A graphics tablet (also known as a digitizing tablet, graphics pad, drawing tablet, pen tablet or pen pad) is a computer input device that allows one to hand-draw images and graphics similar to the way one draws images with a pencil and paper.
It replaces the usual computer mouse (or other pointing device) for this purpose; some tablets are intended as a general replacement for a mouse. Often, one can have both a mouse and a graphics tablet connected simultaneously and use whichever suits the task at hand best.
A graphics tablet consists of a flat surface upon which the user may "draw" an image using an attached stylus, a pen-like drawing apparatus. The image generally does not appear on the tablet itself but is displayed on the computer monitor (so the user will not watch the tip of the stylus, as in drawing on paper, but rather watch what he or she is doing on screen).
Graphics tablets are available in various sizes and price ranges; A6-sized tablets being relatively inexpensive and A3-sized tablets being far more expensive. Modern tablets usually connect to the computer via a USB cable.

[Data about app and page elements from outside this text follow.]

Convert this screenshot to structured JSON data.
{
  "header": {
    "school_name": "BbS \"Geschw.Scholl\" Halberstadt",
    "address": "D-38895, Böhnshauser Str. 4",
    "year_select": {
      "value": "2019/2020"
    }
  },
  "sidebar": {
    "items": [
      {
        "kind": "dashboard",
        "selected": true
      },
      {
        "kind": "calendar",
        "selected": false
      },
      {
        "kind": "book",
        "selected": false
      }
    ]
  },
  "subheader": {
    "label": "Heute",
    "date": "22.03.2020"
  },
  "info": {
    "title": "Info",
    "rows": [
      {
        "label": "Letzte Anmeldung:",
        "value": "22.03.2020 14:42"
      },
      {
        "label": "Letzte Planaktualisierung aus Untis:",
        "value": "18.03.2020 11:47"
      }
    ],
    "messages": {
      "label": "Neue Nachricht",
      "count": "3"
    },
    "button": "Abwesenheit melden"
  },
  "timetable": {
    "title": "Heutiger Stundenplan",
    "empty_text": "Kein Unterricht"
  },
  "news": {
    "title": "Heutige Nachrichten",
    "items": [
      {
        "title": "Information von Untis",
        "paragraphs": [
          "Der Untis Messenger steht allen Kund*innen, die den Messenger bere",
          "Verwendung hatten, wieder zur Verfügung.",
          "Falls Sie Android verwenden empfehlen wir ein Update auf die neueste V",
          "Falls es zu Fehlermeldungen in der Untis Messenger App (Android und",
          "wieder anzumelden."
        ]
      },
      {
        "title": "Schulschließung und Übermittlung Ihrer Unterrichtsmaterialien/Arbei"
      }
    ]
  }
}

Graphics tablets are much better suited to the task of drawing than other computer pointing devices. They are well-suited both for the creation of lineart and for colorization. In addition to much finer pointer control, they also often offer extra features such as pressure sensitivity or tilt recognition. Many image editors (e.g. GIMP, Corel Painter, Inkscape, or Adobe Photoshop) are able to make use of the pressure (and, in some cases, tilt or rotation) information generated by a tablet by modifying the brush size, shape, opacity, color, or other attributes.
- More information on this topic is available at [ Wikipedia:Graphics_tablet ]